(GIVEN RECORDS)
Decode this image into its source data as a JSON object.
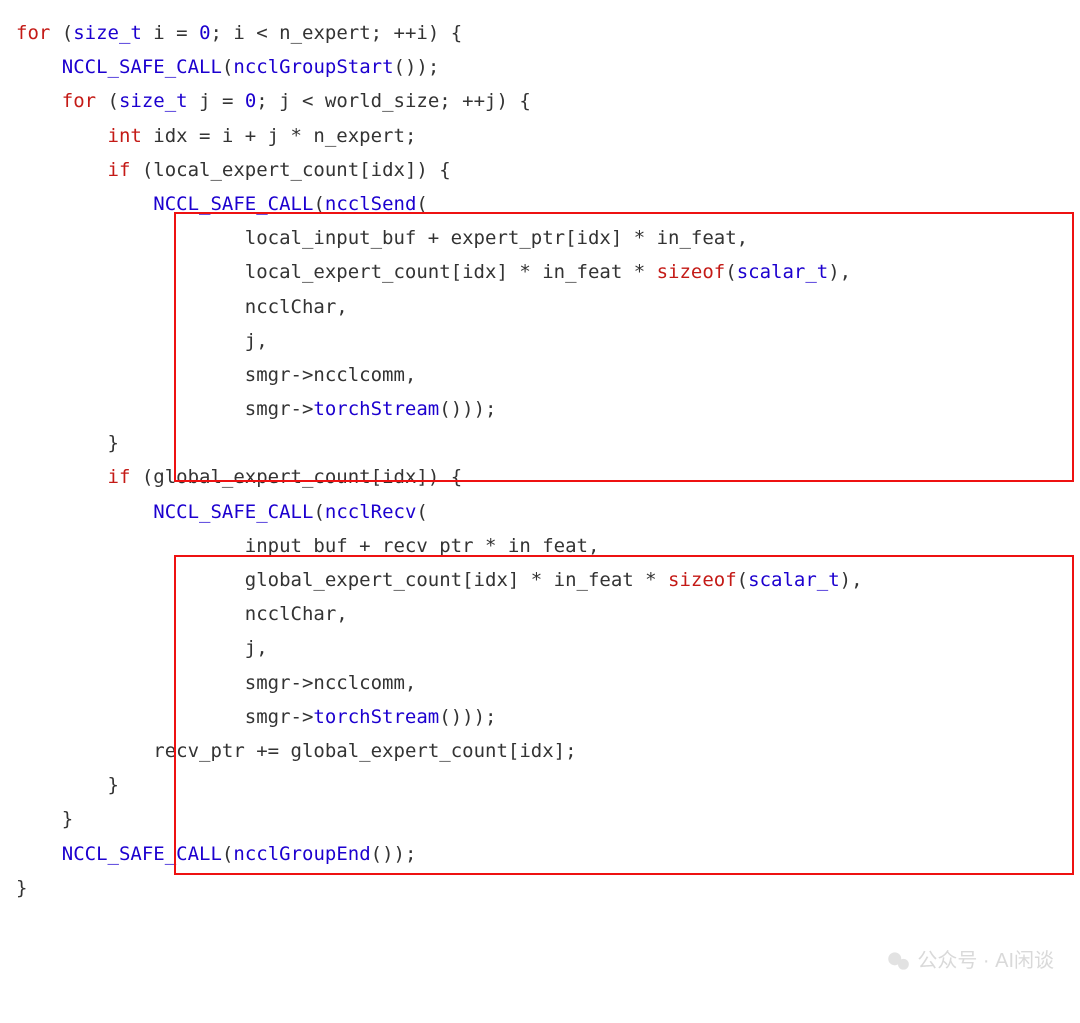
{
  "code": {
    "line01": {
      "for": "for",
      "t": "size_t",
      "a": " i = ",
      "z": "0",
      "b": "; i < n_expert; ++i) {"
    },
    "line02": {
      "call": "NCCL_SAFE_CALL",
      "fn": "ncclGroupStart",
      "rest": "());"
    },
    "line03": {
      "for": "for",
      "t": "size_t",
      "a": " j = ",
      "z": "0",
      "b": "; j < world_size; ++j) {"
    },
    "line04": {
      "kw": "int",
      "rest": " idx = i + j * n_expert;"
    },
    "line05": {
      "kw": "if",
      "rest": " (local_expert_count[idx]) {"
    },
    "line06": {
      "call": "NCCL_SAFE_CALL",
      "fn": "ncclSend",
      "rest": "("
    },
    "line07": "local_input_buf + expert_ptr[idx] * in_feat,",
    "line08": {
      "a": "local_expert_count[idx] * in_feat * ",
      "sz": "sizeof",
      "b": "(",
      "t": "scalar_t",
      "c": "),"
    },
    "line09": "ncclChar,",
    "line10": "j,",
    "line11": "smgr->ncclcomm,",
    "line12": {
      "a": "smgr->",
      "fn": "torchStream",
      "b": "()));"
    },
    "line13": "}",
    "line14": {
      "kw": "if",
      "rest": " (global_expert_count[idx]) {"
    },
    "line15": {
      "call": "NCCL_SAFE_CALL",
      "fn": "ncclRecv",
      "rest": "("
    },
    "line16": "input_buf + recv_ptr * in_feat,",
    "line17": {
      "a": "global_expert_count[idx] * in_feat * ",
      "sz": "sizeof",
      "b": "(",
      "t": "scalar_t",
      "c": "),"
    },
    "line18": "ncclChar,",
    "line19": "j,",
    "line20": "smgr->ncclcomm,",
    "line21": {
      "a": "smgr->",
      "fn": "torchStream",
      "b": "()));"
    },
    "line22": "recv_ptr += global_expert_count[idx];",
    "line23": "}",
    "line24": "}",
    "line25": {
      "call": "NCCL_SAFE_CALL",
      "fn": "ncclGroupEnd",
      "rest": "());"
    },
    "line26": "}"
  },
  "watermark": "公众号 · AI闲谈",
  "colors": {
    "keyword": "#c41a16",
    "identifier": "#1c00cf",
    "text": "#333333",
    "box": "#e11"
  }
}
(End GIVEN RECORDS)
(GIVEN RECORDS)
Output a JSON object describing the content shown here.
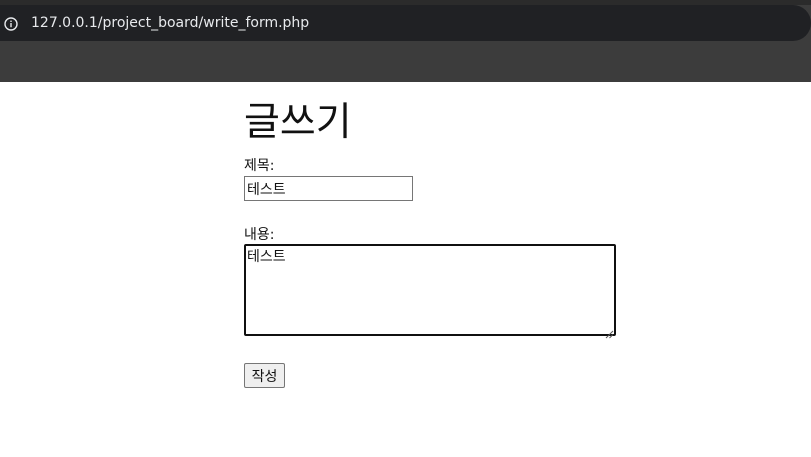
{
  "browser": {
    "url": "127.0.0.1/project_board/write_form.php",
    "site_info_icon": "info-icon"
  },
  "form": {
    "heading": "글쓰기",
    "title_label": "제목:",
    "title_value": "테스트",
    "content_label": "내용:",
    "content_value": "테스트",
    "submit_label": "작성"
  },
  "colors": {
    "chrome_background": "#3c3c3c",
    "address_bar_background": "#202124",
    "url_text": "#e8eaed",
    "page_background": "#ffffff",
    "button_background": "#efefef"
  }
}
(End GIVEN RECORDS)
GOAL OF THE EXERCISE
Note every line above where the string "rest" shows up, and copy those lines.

WRITTEN ANSWER
      "rest": "());"
      "rest": " idx = i + j * n_expert;"
      "rest": " (local_expert_count[idx]) {"
      "rest": "("
      "rest": " (global_expert_count[idx]) {"
      "rest": "("
      "rest": "());"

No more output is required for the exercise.